Burnished Mud

Mexican Craftsmanship

Burnished mud is the oldest technique. Its name is given because of the technique used to obtain the piece´s glow. It is also known as the mother technique because it preserves pre-Hispanic characteristics in the production process. It belongs to one of the oldest branches of pottery.

It is the technique from which others derive. The pieces elaborated using it have a shiny and smooth aspect. This particular characteristic is distinguished because it is performed with the region´s mud and the pieces are smoothed or polished using river stones. That is how that wonderful glowing aspect is achieved; it is obtained by carving the pieces with a mineral stone known as Pirita.

Molds

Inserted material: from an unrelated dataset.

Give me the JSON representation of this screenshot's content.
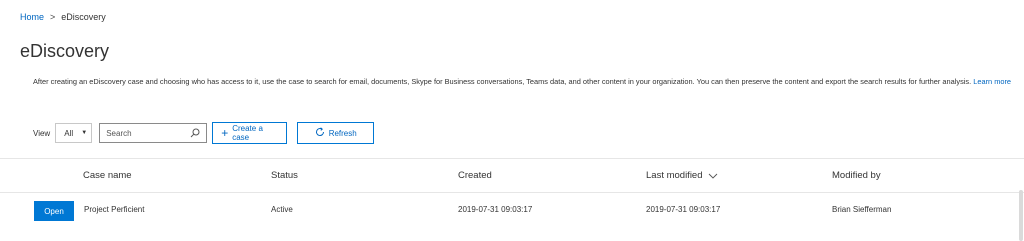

For the elaboration of the pieces molds are used, in which the mud mass is poured.

The handles, ears, and clay pastillage details are molded apart and then incrusted in the final piece.

Details

Decoration

The decoration its accomplished with local mud colors. It is through this process that Luis Cortez decorates each one of the pieces with traditional art: floral figures, animals, and distinctive colors.

The burnishing gives that particular brightness to the piece. It is nothing more than the final glow. It is obtained by the eagerness of rubbing the piece´s surface with a mineral stone. What it does is close the pores of the clay, waterproofing the piece without the need of glazing.

Burnishing

Baking

Last step: baking. This technique demands that the piece should be finished in a single cooking in gas or wood ovens with temperatures between 650°C and 700°C approximately.

  • When baking with wood, the temperature is measured by eye, because no thermometer is used in the oven.

These days, the pieces elaborated with this technique are only for decorative use, commonly exhibited in art galleries, and are highly valued by collectors from around the world.